- Material provided
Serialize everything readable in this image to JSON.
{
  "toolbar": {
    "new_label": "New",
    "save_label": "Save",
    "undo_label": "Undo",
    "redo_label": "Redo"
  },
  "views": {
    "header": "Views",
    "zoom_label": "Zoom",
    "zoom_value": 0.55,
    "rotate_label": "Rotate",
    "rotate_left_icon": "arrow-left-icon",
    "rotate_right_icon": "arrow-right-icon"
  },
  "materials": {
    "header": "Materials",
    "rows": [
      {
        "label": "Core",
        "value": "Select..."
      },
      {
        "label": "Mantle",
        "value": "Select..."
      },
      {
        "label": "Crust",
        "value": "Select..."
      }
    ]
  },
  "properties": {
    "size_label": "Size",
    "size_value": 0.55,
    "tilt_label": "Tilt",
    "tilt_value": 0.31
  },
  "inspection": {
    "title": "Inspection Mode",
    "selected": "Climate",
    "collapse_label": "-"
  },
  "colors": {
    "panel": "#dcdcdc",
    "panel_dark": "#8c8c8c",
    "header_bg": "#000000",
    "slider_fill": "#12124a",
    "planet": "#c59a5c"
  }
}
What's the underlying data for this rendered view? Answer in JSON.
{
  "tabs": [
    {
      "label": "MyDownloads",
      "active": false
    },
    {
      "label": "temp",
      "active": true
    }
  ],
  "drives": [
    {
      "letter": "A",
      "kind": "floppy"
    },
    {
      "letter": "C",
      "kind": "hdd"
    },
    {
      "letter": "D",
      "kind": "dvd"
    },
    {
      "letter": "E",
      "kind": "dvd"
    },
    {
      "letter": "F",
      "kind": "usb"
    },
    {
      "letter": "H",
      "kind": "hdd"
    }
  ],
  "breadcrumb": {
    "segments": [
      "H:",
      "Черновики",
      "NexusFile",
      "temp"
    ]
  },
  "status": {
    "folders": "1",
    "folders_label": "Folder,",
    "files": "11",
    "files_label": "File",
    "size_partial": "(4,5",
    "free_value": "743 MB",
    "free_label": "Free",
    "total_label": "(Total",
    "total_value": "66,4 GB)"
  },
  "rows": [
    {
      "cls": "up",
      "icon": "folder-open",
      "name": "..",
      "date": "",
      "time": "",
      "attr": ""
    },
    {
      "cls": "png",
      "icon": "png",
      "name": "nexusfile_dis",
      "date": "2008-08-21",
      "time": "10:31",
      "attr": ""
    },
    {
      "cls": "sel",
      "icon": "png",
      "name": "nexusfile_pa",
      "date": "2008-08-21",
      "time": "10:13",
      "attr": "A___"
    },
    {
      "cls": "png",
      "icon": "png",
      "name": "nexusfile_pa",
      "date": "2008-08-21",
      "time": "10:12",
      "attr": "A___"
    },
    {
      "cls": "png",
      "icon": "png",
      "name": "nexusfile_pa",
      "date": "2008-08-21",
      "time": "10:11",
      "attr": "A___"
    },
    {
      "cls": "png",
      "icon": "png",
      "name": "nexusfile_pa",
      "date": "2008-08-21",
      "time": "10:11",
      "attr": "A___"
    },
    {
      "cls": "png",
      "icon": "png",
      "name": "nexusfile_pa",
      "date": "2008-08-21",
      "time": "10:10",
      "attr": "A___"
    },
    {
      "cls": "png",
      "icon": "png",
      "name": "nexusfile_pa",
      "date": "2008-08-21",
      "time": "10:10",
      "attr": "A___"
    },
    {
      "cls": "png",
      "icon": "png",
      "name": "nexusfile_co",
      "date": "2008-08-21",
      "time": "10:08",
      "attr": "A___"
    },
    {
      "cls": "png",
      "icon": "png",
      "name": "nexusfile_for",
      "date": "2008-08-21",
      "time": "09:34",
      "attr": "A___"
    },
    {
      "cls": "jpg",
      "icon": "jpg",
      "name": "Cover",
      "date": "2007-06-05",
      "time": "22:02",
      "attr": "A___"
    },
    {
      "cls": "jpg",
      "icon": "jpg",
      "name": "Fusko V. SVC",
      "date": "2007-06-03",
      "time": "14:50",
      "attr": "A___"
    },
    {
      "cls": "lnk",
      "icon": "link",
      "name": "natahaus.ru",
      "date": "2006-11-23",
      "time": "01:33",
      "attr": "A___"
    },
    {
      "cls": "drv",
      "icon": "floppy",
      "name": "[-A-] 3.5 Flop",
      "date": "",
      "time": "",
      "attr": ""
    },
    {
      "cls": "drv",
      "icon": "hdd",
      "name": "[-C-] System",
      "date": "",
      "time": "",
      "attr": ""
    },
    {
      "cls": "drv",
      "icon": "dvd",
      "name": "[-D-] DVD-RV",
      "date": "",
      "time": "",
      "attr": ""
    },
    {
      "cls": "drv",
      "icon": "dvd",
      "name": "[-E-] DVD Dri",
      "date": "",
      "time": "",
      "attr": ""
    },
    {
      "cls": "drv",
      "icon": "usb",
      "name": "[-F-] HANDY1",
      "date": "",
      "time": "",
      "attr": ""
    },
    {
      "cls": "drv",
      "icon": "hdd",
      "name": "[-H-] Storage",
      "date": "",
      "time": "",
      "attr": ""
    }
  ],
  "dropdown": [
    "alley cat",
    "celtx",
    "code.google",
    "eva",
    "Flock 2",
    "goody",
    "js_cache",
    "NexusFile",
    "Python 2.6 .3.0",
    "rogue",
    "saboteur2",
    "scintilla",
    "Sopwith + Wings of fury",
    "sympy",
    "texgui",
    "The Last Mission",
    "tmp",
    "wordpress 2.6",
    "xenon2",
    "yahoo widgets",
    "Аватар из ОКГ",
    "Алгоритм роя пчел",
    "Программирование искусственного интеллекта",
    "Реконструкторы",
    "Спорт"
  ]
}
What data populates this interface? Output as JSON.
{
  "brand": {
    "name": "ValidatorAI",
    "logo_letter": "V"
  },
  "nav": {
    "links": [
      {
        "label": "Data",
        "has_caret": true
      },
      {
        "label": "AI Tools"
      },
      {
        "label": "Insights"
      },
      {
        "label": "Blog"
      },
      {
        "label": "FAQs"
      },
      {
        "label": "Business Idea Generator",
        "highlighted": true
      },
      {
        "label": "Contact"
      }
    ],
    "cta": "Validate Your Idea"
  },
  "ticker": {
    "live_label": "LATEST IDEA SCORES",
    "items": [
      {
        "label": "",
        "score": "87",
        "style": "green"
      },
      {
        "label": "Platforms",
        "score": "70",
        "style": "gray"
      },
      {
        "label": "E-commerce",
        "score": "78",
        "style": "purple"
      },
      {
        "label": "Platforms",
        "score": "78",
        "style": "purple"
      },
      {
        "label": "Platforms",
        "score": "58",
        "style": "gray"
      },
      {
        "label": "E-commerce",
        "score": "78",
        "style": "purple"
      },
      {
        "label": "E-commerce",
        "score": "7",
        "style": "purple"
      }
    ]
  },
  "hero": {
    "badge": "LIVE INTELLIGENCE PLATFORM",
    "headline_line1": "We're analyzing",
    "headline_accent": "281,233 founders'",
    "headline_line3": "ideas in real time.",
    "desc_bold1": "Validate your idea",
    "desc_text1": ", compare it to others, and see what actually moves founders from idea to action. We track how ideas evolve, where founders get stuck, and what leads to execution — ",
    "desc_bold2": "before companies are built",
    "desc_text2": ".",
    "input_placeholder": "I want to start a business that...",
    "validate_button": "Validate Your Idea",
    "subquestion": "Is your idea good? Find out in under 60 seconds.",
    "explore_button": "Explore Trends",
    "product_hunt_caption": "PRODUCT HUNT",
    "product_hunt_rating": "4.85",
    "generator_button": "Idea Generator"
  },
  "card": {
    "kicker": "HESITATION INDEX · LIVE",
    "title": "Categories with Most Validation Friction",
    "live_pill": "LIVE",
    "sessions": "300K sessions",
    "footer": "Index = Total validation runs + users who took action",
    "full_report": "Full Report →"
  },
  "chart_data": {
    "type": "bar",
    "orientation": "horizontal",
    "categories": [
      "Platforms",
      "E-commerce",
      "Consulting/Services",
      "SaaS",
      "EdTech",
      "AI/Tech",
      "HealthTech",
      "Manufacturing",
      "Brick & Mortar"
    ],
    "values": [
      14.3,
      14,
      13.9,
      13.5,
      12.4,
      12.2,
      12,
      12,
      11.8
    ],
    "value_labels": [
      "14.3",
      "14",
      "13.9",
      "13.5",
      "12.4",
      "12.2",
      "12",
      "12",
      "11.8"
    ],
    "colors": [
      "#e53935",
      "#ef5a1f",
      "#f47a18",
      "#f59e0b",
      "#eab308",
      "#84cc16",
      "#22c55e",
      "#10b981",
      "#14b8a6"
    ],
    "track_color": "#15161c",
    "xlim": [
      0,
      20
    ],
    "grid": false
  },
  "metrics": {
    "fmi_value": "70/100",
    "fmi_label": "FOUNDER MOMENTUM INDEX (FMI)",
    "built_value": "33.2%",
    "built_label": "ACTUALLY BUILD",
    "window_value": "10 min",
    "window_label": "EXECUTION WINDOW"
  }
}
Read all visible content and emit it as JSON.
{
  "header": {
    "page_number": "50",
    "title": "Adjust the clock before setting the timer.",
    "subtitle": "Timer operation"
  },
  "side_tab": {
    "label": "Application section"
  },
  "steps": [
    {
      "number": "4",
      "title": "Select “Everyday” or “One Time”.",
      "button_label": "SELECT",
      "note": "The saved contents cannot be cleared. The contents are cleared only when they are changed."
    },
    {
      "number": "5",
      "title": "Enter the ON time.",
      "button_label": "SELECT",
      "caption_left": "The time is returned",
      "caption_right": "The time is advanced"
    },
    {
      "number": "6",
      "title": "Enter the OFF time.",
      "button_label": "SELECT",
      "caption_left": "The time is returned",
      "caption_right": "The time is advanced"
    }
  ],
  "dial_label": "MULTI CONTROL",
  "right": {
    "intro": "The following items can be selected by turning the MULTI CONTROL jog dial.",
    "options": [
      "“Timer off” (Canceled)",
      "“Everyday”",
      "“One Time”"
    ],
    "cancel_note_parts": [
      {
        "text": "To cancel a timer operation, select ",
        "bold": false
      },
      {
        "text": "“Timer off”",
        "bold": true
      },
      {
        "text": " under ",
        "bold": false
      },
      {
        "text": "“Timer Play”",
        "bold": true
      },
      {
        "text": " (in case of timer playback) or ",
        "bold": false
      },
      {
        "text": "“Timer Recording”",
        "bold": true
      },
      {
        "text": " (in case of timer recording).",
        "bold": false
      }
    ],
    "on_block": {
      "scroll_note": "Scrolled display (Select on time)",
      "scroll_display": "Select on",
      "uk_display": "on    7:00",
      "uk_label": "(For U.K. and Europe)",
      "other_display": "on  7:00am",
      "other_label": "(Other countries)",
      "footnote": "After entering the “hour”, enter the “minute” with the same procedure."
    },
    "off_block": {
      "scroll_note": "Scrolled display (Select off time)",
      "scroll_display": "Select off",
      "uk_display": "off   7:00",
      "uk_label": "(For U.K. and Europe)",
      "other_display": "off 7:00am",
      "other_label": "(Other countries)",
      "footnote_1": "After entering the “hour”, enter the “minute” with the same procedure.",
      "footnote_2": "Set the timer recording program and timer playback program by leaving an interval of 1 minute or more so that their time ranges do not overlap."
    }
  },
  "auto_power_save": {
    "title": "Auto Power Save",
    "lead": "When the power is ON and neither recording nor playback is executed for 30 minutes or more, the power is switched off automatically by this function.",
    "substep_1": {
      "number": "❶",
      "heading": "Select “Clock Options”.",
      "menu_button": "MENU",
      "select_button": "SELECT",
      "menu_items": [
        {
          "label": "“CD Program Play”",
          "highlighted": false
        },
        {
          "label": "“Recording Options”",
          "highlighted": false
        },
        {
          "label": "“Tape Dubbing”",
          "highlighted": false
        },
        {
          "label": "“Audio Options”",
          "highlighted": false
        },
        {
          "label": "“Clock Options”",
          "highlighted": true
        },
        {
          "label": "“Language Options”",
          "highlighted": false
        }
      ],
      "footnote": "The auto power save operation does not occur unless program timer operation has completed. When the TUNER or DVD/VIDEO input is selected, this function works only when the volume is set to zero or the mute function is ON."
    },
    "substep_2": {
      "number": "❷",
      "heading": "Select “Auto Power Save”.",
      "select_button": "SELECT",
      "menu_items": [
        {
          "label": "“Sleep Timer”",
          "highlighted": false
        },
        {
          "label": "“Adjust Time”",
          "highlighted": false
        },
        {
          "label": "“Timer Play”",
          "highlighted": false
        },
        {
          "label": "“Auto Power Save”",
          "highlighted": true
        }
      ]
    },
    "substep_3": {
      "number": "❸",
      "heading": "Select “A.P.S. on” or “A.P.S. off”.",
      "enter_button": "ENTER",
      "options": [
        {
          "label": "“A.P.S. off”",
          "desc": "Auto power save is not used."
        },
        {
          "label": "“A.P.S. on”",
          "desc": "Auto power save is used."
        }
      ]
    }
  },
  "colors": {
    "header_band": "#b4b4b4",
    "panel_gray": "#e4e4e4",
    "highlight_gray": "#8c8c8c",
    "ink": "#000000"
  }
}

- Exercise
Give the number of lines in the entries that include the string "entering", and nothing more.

- Response to this exercise
2